# The Halting Problem

There is an algorithm to associate every Turing machine with a natural number, called the Turing number of that machine. Thus we can consider the set $S$ of all pairs $(m,n)$ in $\NN\times\NN$ where $m$ is a Turing number and the corresponding Turing machine will halt given input $n$.

For any Turing machine $T$ and input $n\in\NN$ write $T(n)$ for the output of $T$ with input $n$. This output is either a natural number, if $T$ halts, or undefined if $T$ does not halt. The set $\NN\times\NN$ can be encoded as natural numbers to be input to $T$, for example by encoding $m$ and $n$ as unary numbers as strings of $1$'s, with a single $0$ separating them, so we also write $T(m,n)$, where this encoding is implied.
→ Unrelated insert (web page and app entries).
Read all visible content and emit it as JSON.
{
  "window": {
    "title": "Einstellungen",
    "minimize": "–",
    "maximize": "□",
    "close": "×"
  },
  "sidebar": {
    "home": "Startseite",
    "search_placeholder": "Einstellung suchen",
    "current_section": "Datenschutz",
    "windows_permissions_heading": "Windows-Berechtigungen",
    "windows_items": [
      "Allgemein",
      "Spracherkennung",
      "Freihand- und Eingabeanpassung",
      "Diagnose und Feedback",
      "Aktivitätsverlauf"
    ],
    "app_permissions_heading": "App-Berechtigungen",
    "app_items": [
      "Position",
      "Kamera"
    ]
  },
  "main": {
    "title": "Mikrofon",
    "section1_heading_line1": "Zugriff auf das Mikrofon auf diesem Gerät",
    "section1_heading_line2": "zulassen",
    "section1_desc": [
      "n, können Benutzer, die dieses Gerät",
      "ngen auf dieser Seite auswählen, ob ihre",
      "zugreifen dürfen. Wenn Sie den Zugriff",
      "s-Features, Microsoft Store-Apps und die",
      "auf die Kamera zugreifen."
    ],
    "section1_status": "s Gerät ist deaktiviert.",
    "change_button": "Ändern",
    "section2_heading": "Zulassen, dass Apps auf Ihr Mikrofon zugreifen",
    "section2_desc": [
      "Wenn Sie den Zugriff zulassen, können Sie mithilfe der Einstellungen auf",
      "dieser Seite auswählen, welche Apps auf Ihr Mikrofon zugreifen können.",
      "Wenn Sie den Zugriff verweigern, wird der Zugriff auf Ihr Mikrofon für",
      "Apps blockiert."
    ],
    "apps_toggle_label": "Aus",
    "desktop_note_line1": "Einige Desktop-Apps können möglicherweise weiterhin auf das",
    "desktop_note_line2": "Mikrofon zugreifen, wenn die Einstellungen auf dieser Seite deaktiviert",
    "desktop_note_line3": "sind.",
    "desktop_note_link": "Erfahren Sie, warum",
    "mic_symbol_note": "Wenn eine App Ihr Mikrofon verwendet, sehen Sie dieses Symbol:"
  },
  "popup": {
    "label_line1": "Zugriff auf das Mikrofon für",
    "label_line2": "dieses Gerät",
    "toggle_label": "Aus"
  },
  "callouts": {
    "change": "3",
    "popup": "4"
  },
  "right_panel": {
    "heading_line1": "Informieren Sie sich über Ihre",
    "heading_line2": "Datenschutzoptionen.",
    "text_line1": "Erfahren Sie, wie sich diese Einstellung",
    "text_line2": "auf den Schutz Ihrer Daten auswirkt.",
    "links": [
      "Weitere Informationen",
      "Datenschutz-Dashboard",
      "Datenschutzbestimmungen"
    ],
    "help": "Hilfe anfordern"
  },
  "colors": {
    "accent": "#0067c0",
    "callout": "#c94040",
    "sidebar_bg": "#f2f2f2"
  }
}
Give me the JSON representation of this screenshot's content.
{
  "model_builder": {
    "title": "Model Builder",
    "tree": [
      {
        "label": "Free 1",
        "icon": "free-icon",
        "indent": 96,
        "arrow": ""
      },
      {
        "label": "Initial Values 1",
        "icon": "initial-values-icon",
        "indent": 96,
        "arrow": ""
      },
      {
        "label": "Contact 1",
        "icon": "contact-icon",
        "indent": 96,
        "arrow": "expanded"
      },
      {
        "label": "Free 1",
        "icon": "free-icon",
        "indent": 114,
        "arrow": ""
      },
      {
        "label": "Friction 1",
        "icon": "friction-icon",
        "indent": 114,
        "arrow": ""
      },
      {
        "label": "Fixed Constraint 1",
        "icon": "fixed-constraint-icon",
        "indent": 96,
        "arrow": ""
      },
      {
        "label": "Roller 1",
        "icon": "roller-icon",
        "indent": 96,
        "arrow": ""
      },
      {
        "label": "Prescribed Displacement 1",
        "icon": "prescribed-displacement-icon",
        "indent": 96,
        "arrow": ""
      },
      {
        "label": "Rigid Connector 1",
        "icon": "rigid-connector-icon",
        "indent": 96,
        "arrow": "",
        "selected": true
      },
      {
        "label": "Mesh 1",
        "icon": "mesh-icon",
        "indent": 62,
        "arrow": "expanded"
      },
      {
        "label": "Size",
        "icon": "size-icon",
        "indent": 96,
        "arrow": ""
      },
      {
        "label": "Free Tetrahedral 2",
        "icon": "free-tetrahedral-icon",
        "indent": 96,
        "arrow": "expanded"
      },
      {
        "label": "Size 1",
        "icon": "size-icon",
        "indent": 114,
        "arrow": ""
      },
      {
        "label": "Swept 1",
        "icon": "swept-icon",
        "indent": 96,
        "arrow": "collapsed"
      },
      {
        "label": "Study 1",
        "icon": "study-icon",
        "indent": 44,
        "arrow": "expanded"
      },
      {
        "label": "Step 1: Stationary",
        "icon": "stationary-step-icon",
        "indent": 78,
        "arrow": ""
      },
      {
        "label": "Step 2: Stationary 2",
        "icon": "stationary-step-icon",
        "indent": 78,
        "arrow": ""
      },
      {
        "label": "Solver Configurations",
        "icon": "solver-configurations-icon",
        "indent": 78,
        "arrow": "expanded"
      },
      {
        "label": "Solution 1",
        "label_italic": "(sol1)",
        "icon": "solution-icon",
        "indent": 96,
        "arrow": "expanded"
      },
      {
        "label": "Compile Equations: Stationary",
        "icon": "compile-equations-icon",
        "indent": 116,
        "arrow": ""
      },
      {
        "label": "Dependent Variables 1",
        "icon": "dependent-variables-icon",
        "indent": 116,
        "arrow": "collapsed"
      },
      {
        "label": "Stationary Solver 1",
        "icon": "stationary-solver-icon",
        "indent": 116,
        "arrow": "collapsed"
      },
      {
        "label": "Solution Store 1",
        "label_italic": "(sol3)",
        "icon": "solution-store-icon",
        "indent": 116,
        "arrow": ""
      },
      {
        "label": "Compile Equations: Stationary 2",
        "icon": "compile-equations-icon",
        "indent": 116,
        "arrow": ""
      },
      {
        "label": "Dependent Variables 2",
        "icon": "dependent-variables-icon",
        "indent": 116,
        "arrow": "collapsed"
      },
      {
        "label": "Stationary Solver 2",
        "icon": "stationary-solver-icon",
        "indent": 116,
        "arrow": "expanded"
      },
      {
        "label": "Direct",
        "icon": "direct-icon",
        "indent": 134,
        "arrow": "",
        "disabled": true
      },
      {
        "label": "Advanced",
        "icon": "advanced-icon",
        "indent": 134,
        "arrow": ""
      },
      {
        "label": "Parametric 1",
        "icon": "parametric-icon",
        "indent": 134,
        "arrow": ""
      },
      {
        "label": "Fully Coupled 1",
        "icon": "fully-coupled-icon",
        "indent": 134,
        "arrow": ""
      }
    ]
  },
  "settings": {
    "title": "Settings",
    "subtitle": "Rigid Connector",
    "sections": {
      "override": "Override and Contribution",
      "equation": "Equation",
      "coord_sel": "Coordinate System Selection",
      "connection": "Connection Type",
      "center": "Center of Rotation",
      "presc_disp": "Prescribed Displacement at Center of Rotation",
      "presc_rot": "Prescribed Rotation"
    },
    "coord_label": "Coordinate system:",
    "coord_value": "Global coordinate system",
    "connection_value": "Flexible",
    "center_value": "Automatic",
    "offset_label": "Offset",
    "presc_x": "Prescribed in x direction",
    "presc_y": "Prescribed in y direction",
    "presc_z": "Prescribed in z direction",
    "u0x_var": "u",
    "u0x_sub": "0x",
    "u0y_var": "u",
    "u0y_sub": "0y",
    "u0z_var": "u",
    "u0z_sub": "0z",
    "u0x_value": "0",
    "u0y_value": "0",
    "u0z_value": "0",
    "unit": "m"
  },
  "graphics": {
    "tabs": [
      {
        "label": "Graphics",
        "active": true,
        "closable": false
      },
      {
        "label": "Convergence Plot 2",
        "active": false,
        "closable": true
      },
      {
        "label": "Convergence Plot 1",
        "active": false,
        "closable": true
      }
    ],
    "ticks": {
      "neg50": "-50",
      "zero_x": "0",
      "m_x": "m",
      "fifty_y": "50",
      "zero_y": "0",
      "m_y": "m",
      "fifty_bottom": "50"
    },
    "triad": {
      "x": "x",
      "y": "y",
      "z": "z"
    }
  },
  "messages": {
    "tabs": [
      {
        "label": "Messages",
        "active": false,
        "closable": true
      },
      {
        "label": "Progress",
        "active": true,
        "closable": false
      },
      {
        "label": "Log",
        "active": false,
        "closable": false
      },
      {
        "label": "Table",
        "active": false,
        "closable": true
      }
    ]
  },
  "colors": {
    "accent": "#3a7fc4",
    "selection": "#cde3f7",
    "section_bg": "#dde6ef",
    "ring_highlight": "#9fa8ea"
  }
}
If the Halting problem is algorithmically decidable then there is a Turing machine $H$ which outputs $1$ if its input is a pair $(m,n)$ from $S$ and $0$ otherwise. From $H$ we can clearly build a Turing machine $G$ which halts with output $0$ if $H(k, k) = 0$ and runs without halting if $H(k, k) = 1$. Let $g$ be the Turing number of $G$ and consider $H(g, g)$. On one hand, if $H(g, g) = 0$ then $G(g)$ halts, and so $H(g, g) = 1$, a contradiction. On the other hand, if $H(g, g) = 1$ then $G(g)$ does not halt, and so $H(g, g) = 0$, also a contradiction. Thus we conclude that the Halting problem is not algorithmically decidable.